Undergraduate Academic Affairs
Second consecutive year the UW makes the list
The Fulbright Program, the U.S. government’s flagship international educational exchange program, recently announced the complete list of colleges and universities that produced the most 2010-2011 U.S. Fulbright Students. The success of the top-producing institutions is highlighted in the October 25 online edition of The Chronicle of Higher Education.
Eleven undergraduate and four graduate students from the UW were selected Fulbright Fellows for 2010-2011. This number sets an institutional record, garners the UW a place on the top-producing list for a second consecutive year, and moves the UW up in the national rankings.
The UW is now tied for tenth in the Chronicle’s list of top-producers of US Fulbright students among research institutions. The other schools that also tied for tenth are Rutgers University at New Brunswick and the University of North Carolina at Chapel Hill. The UW is one of two Global Challenge peer institutions to be listed.
The Fulbright competition for the bachelor’s degree level is administered at the UW through the Office of Merit Scholarships, Fellowships, and Awards in Undergraduate Academic Affairs and, for graduate degree levels, is administered by the Office of Fellowships and Awards in the Graduate School.
Under this program, almost 1,700 American students, artists and young professionals in more than 100 different fields of study have been offered grants to study, teach English, and conduct research in over 130 countries throughout the world beginning this fall.
Of the 1,700 Fulbrighters, 19% are at the Ph.D. degree level, 17% are at the master’s level, and 65% are at the bachelor’s degree level. Students receiving awards for this academic year applied through 600 colleges or universities. Lists of Fulbright recipients are available at: www.fulbrightonline.org/us.
Since its inception in 1946, the Fulbright Program has provided more than 300,000 participants—chosen for their academic merit and leadership potential — with the opportunity to study, teach and conduct research, exchange ideas and contribute to finding solutions to shared international concerns. In the past 64 years, more than 44,000 students from the United States have benefited from the Fulbright experience.

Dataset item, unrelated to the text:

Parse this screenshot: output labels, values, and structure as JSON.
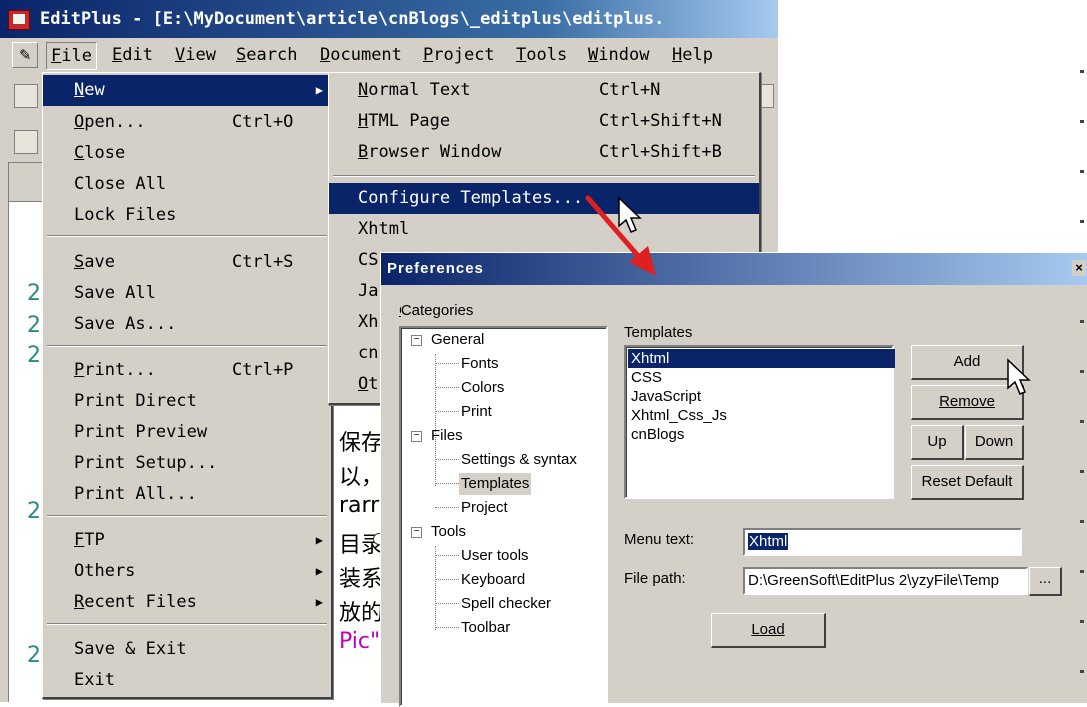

The Fulbright Program is sponsored by the United States Department of State, Bureau of Educational and Cultural Affairs. The primary source of funding for the Fulbright Program is an annual appropriation made by the United States Congress to the Department of State. Participating governments and host institutions, corporations and foundations in foreign countries and in the United States also provide direct and indirect support. The J. William Fulbright Foreign Scholarship Board, composed of 12 educational and public leaders appointed by the President of the United States, formulates policies for the administration of the Fulbright Program, establishes criteria for the selection of candidates and approves candidates nominated for awards.
In the United States, the Institute of International Education administers and coordinates the activities relevant to the U.S. Student Program on behalf of the U.S Department of State, including conducting an annual competition for the scholarships.
The Fulbright Program also awards grants to American teachers and faculty to conduct research and teach overseas. In addition, some 3,850 new foreign Fulbright students and scholars come to the United States annually to study for graduate degrees, conduct research and teach at U.S. universities, colleges and secondary schools.